Magical Black Sand Beaches In Iceland How To Find Them.
Are you looking to visit some of the most magical black sand beaches in Iceland? You are in luck because this article has got you covered! Black beaches in Iceland are mesmerizing, powerful, beautiful, and should be on everyone’s bucket list. If you are planning a trip to the popular arctic country, black beaches in Iceland should not be missed. Luckily, the most popular black sand beaches in Iceland are located on Iceland’s south coast so if you are already planning to visit the southern coast of Iceland, you will be able to hit many of these top locations along the way!
Unlike other destinations, beaches in Iceland can get quite cold and black Iceland beaches can actually become dangerous! Certain black sand beaches in Iceland are relatively safe while others are some of the most dangerous areas in the country. We aren’t telling this to scare you, but to simply provide some safety information and inspiring locations where you can see these stunning black beaches in Iceland! The beaches in Iceland are unique and unlike any other in the world so before visiting there are a few important things to know to make the most out of your experience.
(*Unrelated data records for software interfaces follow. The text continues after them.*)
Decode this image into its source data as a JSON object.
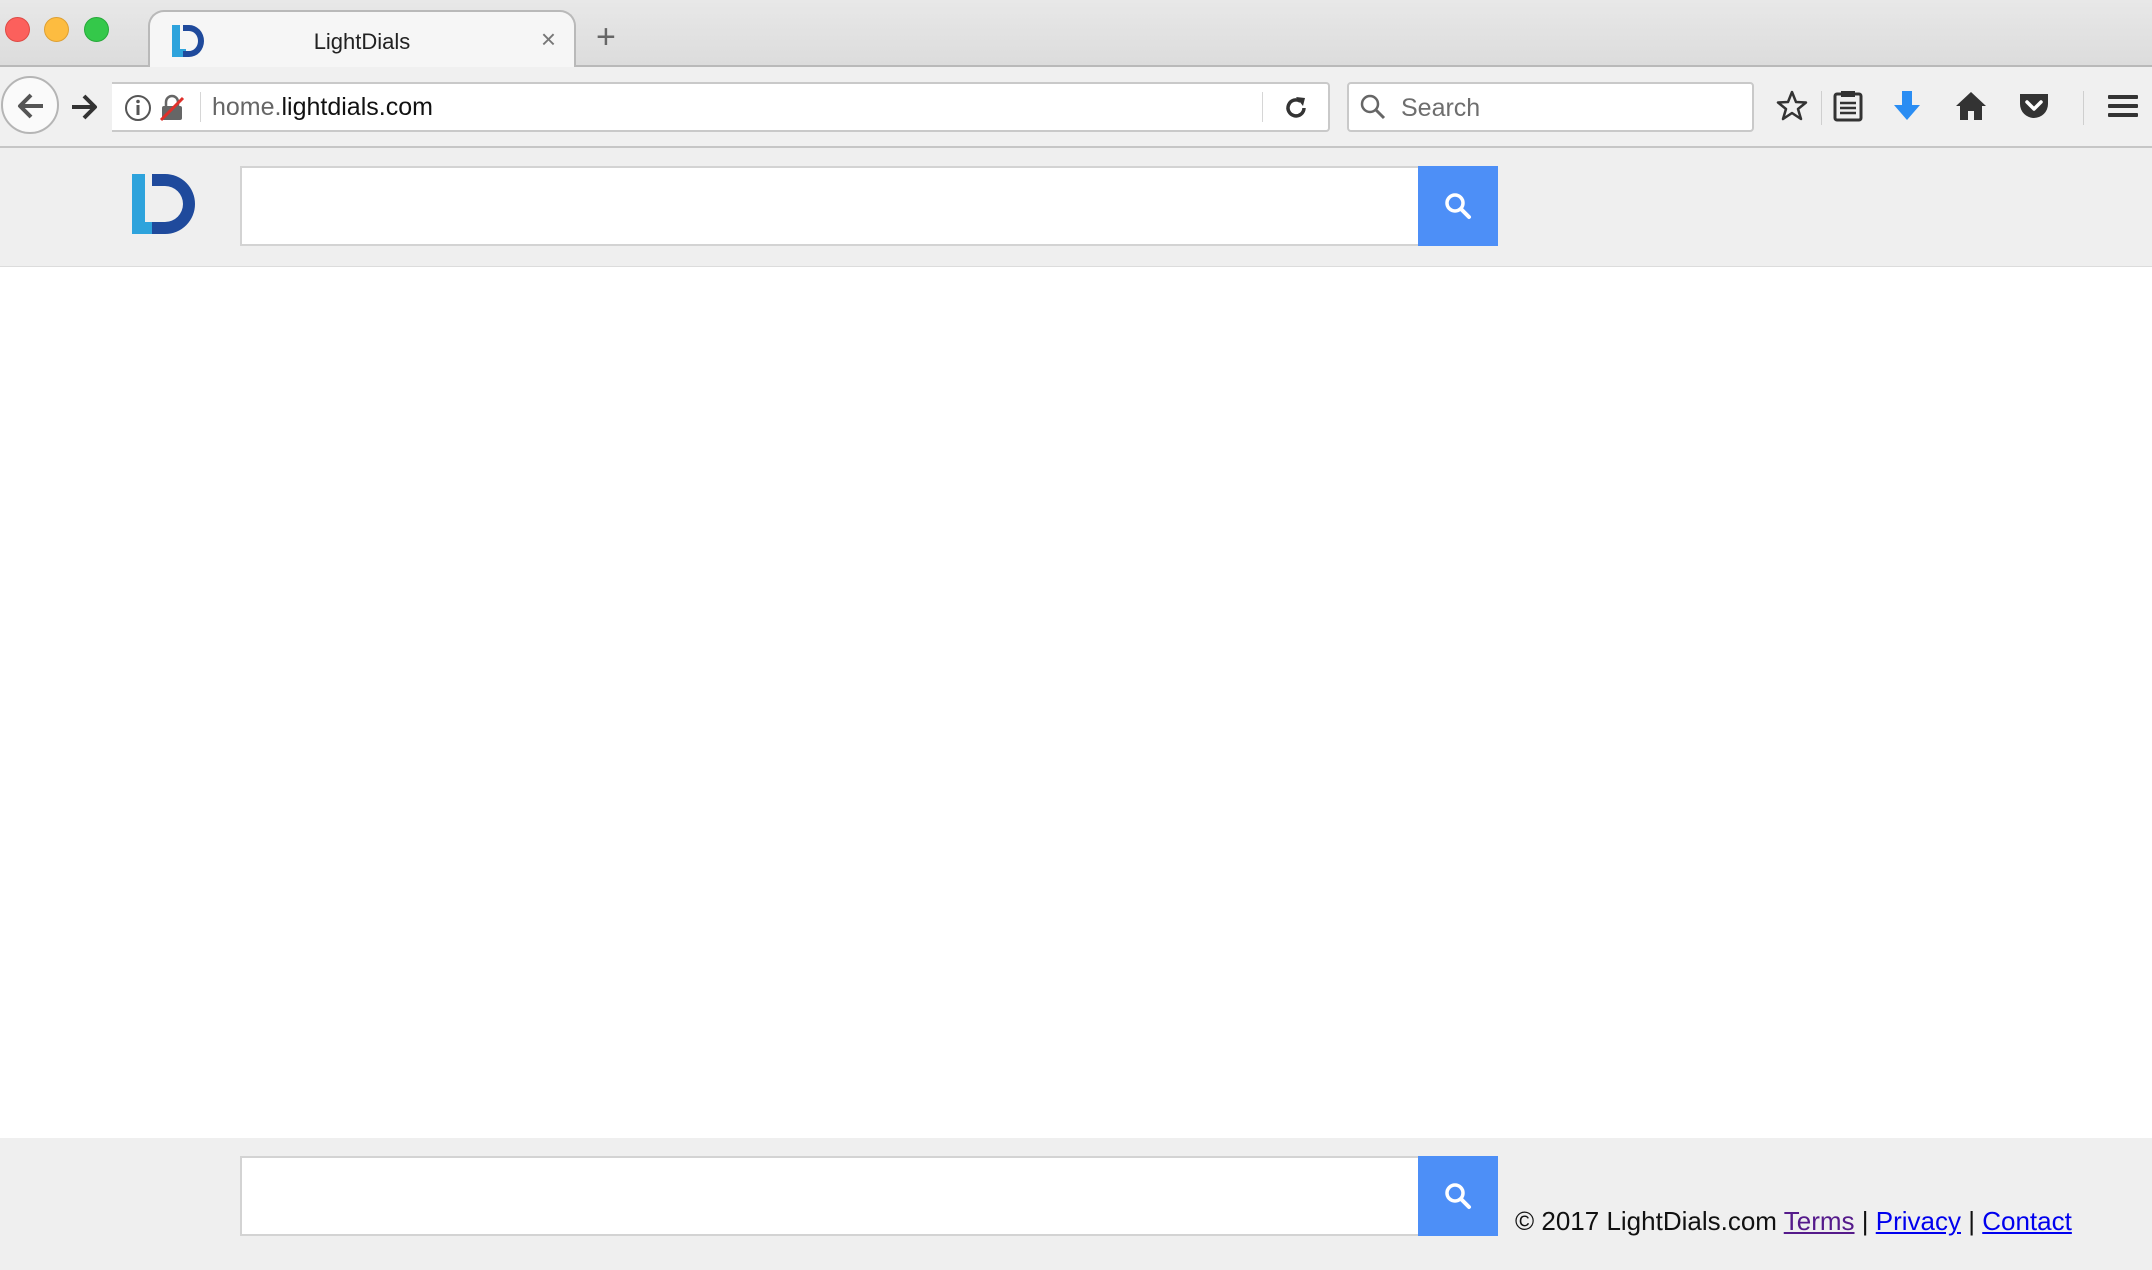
{
  "browser": {
    "tab": {
      "title": "LightDials",
      "close_glyph": "×"
    },
    "new_tab_glyph": "+",
    "url": {
      "prefix": "home.",
      "domain": "lightdials.com"
    },
    "search_placeholder": "Search",
    "toolbar_icons": [
      "back-arrow-icon",
      "forward-arrow-icon",
      "info-icon",
      "insecure-lock-icon",
      "reload-icon",
      "search-icon",
      "bookmark-star-icon",
      "reader-list-icon",
      "download-icon",
      "home-icon",
      "pocket-icon",
      "hamburger-menu-icon"
    ],
    "colors": {
      "download_accent": "#2a8df3"
    }
  },
  "page": {
    "logo_colors": {
      "light": "#2ea3dc",
      "dark": "#1f4a9c"
    },
    "search_button_color": "#4d8ff7",
    "footer": {
      "copyright": "© 2017 LightDials.com",
      "links": {
        "terms": "Terms",
        "privacy": "Privacy",
        "contact": "Contact"
      },
      "separator": "|"
    }
  }
}
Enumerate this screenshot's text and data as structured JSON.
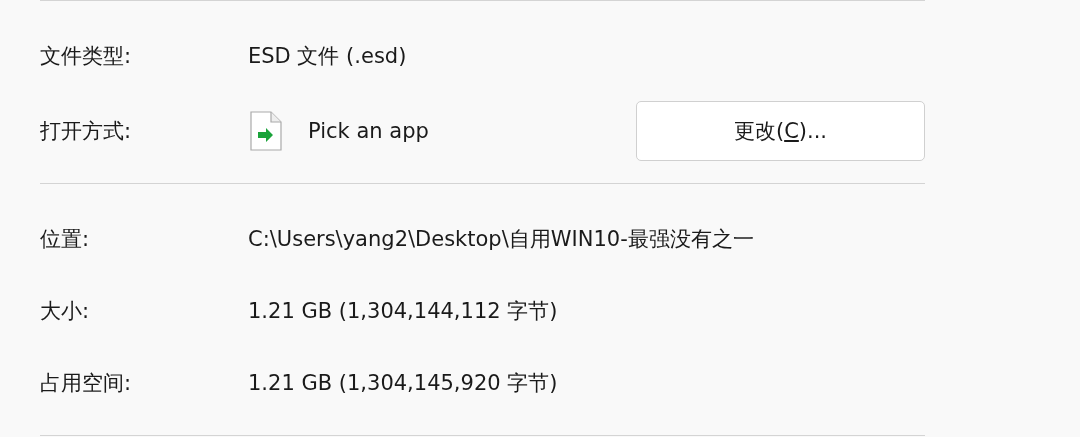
{
  "sections": [
    {
      "rows": [
        {
          "kind": "text",
          "label": "文件类型:",
          "value": "ESD 文件 (.esd)"
        },
        {
          "kind": "app",
          "label": "打开方式:",
          "value": "Pick an app",
          "button": {
            "before": "更改(",
            "access_key": "C",
            "after": ")..."
          }
        }
      ]
    },
    {
      "rows": [
        {
          "kind": "text",
          "label": "位置:",
          "value": "C:\\Users\\yang2\\Desktop\\自用WIN10-最强没有之一"
        },
        {
          "kind": "text",
          "label": "大小:",
          "value": "1.21 GB (1,304,144,112 字节)"
        },
        {
          "kind": "text",
          "label": "占用空间:",
          "value": "1.21 GB (1,304,145,920 字节)"
        }
      ]
    }
  ]
}
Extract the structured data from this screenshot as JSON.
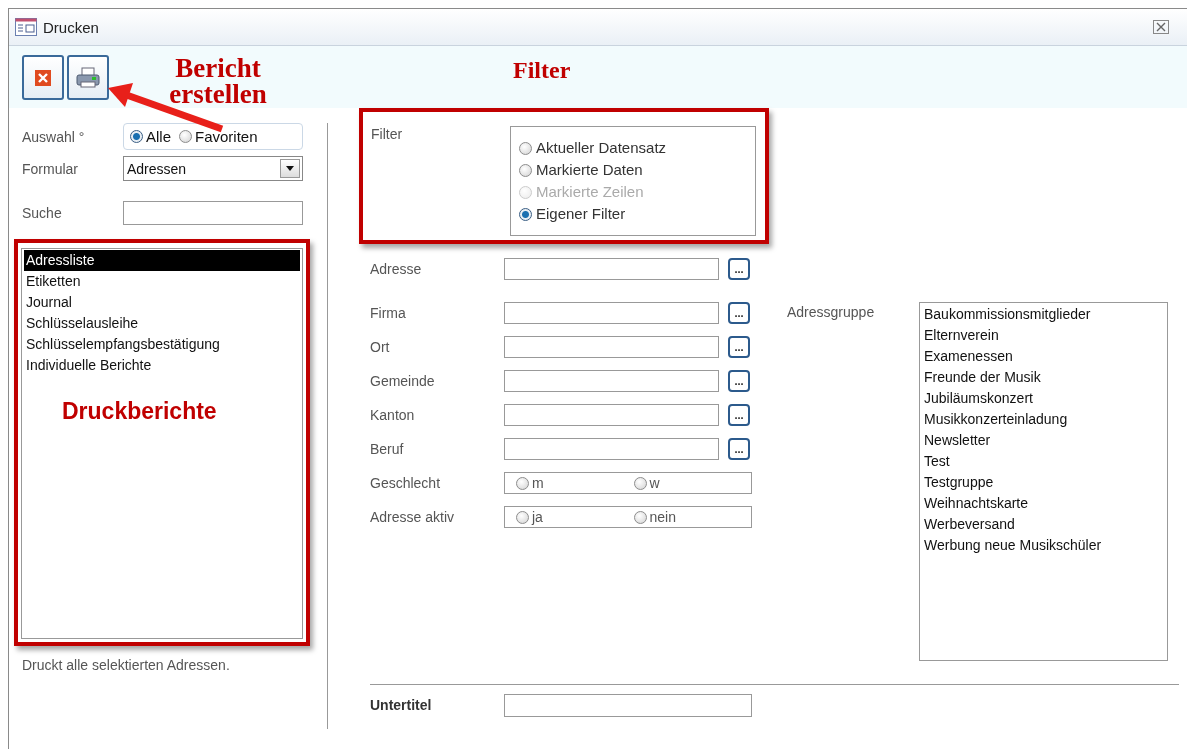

Reynisfjara Is the Most Popular Black Beach In Iceland
Reynisfjara is the most popular black beach in Iceland and it is no surprise to see why! This is one of the most easily accessible beaches in Iceland and offers stunning views. If you aren’t familiar with the name of this black beach in Iceland, you have probably seen photos from the famous basalt columns. If you want to see the columnar basalt on a black beach in Iceland, Reynisfjara is the beach in Iceland to visit for that purpose!
Getting To Reynisfjara Black Beach
You can easily put the term “Reynisfjara” in your GPS and you will be taken right to the beach. The entrance to the road that leads down to the beach is off Highway 1 [the Ring Road] and on top of a hill. If you reach the bottom of the hill or reach the town of Vik, you must turn around and head back. There is a sign that says Reynisfjara but it is quite small so keep your eyes out and trust your GPS.
Solheimasandur Is The Black Beach In Iceland Home To A Plane Wreck
Solheimasandur Plane Wreck is an incredible sight to behold! If you have always wanted to visit this unique location in Iceland, you will get to see a plane wreck on a black sand beach! A few decades ago, a plane crashed on a black sand beach in Iceland and everyone survived which makes visiting this plane crash okay. This is the only one of the many beaches in Iceland that is this unique and it is a pretty cool stop if you have time.
Getting To Solheimasandur Wreck
As mentioned above, the Solheimasandur Wreck is very near Skogafoss Waterfall when heading towards Vik from Reykjavik. It is probably only 10 minutes away, if not closer, and is easy to spot from the road since there are usually many cars. If you put the location in your GPS, you will easily find the parking lot so you can access this black beach in Iceland.
You Can Walk Among Glacial Ice At Iceland’s Diamond Beach
Located about 45 minutes away from Stokksness, suggested above, the Diamond Beach in Iceland is a sight to behold. It is located across the street from Jokulsarlon Glacier Lagoon. We highly recommend you stop at Jokulsarlon Lagoon as well because the view is incredible and you can see icebergs calving off a nearby glacier and floating around in a large body of water. When the tide goes in or out, the icebergs are carried by the ocean out of the lagoon and fall on a black sand beach.
Getting To Diamond Beach
When visiting Jokulsarlon, you will be parking naer a visitor center and walking to see the lagoon. If you want to visit Iceland’s Diamond Beach, you will have to drive your car to the other side of the Ring Road, directly opposite by the Jokulsarlon Lagoon. There is another parking lot there and you will park your car and walk down to the beach. There is a bridge near Jokulsarlon Lagoon and you will go over it when driving on the Ring Road. You can visit the Diamond Beach in Iceland on either side of this bridge, but the right side is more popular!